■ Working data
******

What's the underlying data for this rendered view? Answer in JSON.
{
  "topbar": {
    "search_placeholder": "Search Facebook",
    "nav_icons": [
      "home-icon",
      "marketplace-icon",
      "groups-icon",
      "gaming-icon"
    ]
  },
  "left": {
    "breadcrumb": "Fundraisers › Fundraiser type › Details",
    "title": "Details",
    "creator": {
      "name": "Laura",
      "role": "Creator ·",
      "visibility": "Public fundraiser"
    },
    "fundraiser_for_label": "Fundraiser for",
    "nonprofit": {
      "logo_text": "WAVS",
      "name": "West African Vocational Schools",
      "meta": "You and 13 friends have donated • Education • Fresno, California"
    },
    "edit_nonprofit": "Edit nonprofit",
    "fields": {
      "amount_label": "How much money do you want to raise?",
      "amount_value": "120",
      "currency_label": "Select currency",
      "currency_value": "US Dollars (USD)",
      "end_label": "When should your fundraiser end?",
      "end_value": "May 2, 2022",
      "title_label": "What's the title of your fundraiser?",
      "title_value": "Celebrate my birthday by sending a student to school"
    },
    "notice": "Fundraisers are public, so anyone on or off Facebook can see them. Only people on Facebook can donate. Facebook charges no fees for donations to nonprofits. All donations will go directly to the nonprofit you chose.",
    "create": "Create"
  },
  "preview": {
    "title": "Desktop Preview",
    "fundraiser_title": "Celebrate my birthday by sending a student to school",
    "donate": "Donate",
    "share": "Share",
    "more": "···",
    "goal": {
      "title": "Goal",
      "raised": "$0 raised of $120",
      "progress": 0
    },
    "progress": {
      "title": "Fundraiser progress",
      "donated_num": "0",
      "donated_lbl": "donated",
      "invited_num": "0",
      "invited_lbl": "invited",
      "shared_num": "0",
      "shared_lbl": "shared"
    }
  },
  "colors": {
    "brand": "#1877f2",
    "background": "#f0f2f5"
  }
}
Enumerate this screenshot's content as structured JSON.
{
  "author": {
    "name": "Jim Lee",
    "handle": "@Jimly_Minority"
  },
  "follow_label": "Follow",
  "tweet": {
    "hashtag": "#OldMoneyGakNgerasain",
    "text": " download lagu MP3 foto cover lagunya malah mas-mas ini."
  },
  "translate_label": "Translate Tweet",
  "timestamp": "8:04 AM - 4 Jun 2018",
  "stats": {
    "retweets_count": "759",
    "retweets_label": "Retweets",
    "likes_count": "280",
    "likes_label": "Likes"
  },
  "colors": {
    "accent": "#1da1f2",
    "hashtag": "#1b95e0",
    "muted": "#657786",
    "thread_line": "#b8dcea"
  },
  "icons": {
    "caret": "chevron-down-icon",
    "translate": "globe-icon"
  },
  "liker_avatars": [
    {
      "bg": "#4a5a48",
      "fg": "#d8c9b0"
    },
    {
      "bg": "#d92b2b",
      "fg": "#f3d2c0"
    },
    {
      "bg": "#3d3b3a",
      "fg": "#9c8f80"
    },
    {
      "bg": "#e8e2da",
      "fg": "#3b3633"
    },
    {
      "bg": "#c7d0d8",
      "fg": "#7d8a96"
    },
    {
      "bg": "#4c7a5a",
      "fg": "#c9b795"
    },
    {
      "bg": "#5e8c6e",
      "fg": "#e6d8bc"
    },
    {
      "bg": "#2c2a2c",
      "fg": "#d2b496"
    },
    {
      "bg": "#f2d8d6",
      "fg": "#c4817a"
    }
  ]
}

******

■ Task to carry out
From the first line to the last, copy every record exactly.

■ Answer to this exercise
What's the underlying data for this rendered view? Answer in JSON.
{
  "topbar": {
    "search_placeholder": "Search Facebook",
    "nav_icons": [
      "home-icon",
      "marketplace-icon",
      "groups-icon",
      "gaming-icon"
    ]
  },
  "left": {
    "breadcrumb": "Fundraisers › Fundraiser type › Details",
    "title": "Details",
    "creator": {
      "name": "Laura",
      "role": "Creator ·",
      "visibility": "Public fundraiser"
    },
    "fundraiser_for_label": "Fundraiser for",
    "nonprofit": {
      "logo_text": "WAVS",
      "name": "West African Vocational Schools",
      "meta": "You and 13 friends have donated • Education • Fresno, California"
    },
    "edit_nonprofit": "Edit nonprofit",
    "fields": {
      "amount_label": "How much money do you want to raise?",
      "amount_value": "120",
      "currency_label": "Select currency",
      "currency_value": "US Dollars (USD)",
      "end_label": "When should your fundraiser end?",
      "end_value": "May 2, 2022",
      "title_label": "What's the title of your fundraiser?",
      "title_value": "Celebrate my birthday by sending a student to school"
    },
    "notice": "Fundraisers are public, so anyone on or off Facebook can see them. Only people on Facebook can donate. Facebook charges no fees for donations to nonprofits. All donations will go directly to the nonprofit you chose.",
    "create": "Create"
  },
  "preview": {
    "title": "Desktop Preview",
    "fundraiser_title": "Celebrate my birthday by sending a student to school",
    "donate": "Donate",
    "share": "Share",
    "more": "···",
    "goal": {
      "title": "Goal",
      "raised": "$0 raised of $120",
      "progress": 0
    },
    "progress": {
      "title": "Fundraiser progress",
      "donated_num": "0",
      "donated_lbl": "donated",
      "invited_num": "0",
      "invited_lbl": "invited",
      "shared_num": "0",
      "shared_lbl": "shared"
    }
  },
  "colors": {
    "brand": "#1877f2",
    "background": "#f0f2f5"
  }
}
Enumerate this screenshot's content as structured JSON.
{
  "author": {
    "name": "Jim Lee",
    "handle": "@Jimly_Minority"
  },
  "follow_label": "Follow",
  "tweet": {
    "hashtag": "#OldMoneyGakNgerasain",
    "text": " download lagu MP3 foto cover lagunya malah mas-mas ini."
  },
  "translate_label": "Translate Tweet",
  "timestamp": "8:04 AM - 4 Jun 2018",
  "stats": {
    "retweets_count": "759",
    "retweets_label": "Retweets",
    "likes_count": "280",
    "likes_label": "Likes"
  },
  "colors": {
    "accent": "#1da1f2",
    "hashtag": "#1b95e0",
    "muted": "#657786",
    "thread_line": "#b8dcea"
  },
  "icons": {
    "caret": "chevron-down-icon",
    "translate": "globe-icon"
  },
  "liker_avatars": [
    {
      "bg": "#4a5a48",
      "fg": "#d8c9b0"
    },
    {
      "bg": "#d92b2b",
      "fg": "#f3d2c0"
    },
    {
      "bg": "#3d3b3a",
      "fg": "#9c8f80"
    },
    {
      "bg": "#e8e2da",
      "fg": "#3b3633"
    },
    {
      "bg": "#c7d0d8",
      "fg": "#7d8a96"
    },
    {
      "bg": "#4c7a5a",
      "fg": "#c9b795"
    },
    {
      "bg": "#5e8c6e",
      "fg": "#e6d8bc"
    },
    {
      "bg": "#2c2a2c",
      "fg": "#d2b496"
    },
    {
      "bg": "#f2d8d6",
      "fg": "#c4817a"
    }
  ]
}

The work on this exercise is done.